Photos by Alison Michael Orenstein, courtesy Table (3). Click on image to expand.
Table, a restaurant in the center of the town of Blue Hill, bills itself as “A Farmhouse Bistro,” a phrase that hardly does it justice. In fact, it could be considered a misnomer.
“Farmhouse” suggests a white wood-frame structure surrounded by fields, outbuildings, and barnyard animals. The dining room, family style in atmosphere, would be large and open, with a linoleum floor, trestle tables, straight-backed chairs, and a woodstove in the corner. The walls, decorated with old farm implements and pictures of cows, would be whitewashed. The menu would feature three unadorned categories—meat, potatoes, vegetables—with a token garden salad thrown in for the squeamish; i.e., the heart and soul of what the foodies derisively call “comfort food.”
“Bistro” suggests a small restaurant, not much larger than a cafe, with Toulouse-Lautrec posters on the walls and a Parisian chanteuse in the background. The waiters would wear short, white aprons; the menu would make reference to haricots verts and shiitake mushroom sauté.
Table is none of that. (Has anyone noticed the reduction in restaurant names? Are Chair, Plate, or Spoon next?) Yes, if you stand in the middle of Main Street, Blue Hill, and squint your eyes to screen out the gas station to the right and the block of stores to the left, the building could possibly stand in for a farmhouse, but open the door and any similarity ends. So, too, does the possibility of Toulouse-Lautrec or the Parisian chanteuse. Situated next to a stream that tumbles down through the village and into the head of the harbor, it has three dining areas: a slightly formal room in front, with a bar; a more relaxed “bistro”-style room in the back; and a streamside room, open in the warm months, with a lovely view and atmosphere.
Several readers have asked what we look for in a superior restaurant. There is the menu, of course; there are the ingredients; there is the preparation of the food; and there are the staff, the atmosphere, the elbow room, the consideration paid to the diners, and the actual location of the restaurant itself. In reference to the latter, we look for a place where we can walk after a fine, relaxing meal; where we can take a stroll through quiet streets and picturesque settings. In other words, we appreciate a fine restaurant that is part of a total picture, or, conversely, a total picture that includes a fine restaurant. By those standards, Table is superior.
Photo by Alison Michael Orenstein, courtesy Table

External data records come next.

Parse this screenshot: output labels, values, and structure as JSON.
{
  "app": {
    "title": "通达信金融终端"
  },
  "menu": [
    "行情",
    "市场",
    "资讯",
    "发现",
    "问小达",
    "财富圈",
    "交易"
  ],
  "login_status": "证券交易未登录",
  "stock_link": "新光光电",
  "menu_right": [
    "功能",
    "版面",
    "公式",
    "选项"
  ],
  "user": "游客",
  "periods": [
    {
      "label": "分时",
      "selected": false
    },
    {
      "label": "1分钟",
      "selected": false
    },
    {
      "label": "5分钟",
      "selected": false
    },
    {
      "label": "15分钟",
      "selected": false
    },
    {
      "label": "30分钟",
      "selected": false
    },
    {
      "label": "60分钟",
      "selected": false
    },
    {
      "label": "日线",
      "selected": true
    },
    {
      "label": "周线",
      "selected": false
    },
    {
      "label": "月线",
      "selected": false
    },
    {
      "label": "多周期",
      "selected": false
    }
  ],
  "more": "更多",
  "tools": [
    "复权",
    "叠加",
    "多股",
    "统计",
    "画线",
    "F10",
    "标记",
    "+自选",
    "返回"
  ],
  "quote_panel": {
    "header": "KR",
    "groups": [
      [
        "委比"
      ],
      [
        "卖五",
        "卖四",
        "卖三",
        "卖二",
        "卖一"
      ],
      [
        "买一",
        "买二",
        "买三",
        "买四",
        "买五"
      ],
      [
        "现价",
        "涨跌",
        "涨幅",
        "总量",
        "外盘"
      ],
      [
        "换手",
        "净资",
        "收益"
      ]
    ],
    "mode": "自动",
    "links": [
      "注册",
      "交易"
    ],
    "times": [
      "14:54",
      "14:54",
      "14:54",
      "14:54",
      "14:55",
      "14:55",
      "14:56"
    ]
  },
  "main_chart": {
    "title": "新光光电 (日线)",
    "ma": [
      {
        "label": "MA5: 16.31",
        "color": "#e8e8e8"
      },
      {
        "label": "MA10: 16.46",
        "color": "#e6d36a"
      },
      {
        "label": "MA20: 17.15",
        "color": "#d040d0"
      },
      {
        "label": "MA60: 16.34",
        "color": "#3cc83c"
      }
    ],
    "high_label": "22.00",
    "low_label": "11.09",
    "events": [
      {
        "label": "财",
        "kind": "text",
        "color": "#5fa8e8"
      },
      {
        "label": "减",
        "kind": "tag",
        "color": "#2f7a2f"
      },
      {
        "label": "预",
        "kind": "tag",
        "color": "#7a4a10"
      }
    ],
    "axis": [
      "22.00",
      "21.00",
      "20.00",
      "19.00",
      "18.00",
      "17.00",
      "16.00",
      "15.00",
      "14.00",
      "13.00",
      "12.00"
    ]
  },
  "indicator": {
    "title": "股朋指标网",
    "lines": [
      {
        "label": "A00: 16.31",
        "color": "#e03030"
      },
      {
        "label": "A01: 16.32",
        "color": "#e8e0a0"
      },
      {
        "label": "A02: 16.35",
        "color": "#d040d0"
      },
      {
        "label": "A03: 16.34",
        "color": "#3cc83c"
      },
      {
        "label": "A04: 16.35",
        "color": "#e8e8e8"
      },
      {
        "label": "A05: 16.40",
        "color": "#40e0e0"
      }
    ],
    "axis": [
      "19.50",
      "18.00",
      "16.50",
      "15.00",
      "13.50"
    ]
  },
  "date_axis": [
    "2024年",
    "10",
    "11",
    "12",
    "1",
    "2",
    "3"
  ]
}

Click on image to expand.
Like many contemporary restaurants with a conscience, the emphasis at Table is on local ingredients. Local fish, local meat, local vegetables (many, in season, from Artisana, the owners’ own farm). While the items on the menu and the ingredients used suggest closeness to the farm—in other words, simple meals, modestly prepared—the reality is quite different. Consider our recent dining experience.
For the main course I had Meatloaf d’Amour—beef, veal, and pork, served with bacon and bordelaise sauce, with mashed potatoes and peas.
Meatloaf is big around my house. I won’t go so far as to say I’m a connoisseur, but I will say I’ve eaten a lot of meatloaf and therefore know how to identify that which is exceptional. Table’s was perfect; not too dry, not too moist, with just the right sauce to enhance the flavor. So, too, were the vegetables that accompanied it, especially the mashed potatoes that were enhanced with something beyond the main ingredient.
Eileen had Grilled Flat Iron Steak—“Topped with Maytag blue cheese, served with a potato and root vegetable rosti and sautéed greens.” She loved the steak, raved about the rosti, and was impressed with the greens (in this case, kale).
Other menu choices included Pan-Seared Port Clyde Fish of the Day, “with cornichon remoulade, pickled cabbage slaw, roasted beets and potatoes;” Pork Rib Chops, “cooked in a slow oven with 30-Acre Farm sauerkraut, artisan smoked bacon, and fresh thyme, served with roasted potatoes and Rayes Mustard;” Pan-Served Aroostook County Lamb Chops, “with sorrel and mint gremoulata, served with roasted potatoes and fresh vegetables;” Vegetarian Risotto, “fresh seasonal vegetable simmered with imported arborio rice in an herb-rich vegetable stock enriched with Anne Bossi’s Chevre;” and surely something out of the ordinary, Lobster Mac & Cheese, “a generous portion of fresh-picked lobster meat baked into our 5 cheese Mac & Cheese, served with a side of greens.”
There is, in addition, a wide selection of appetizers, soups, salads, and desserts. Especially notable is the cheese plate that features local product, including Seal Cove’s Olga, Pineland’s Cheddar, Anne Bossi’s Pressed Goat Cheese with Thyme & Pink Peppercorns, and Nezinscot Farm’s New Gloucester.
In a nutshell, Table specializes in down-home food taken to a higher level. Anyone who would sneeringly refer to it as comfort food doesn’t know much about the art of the kitchen.
Table: A Farmhouse Bistro
66 Main St., Blue Hill, ME 04614
Opens at 5:00 pm, Tuesday through Saturday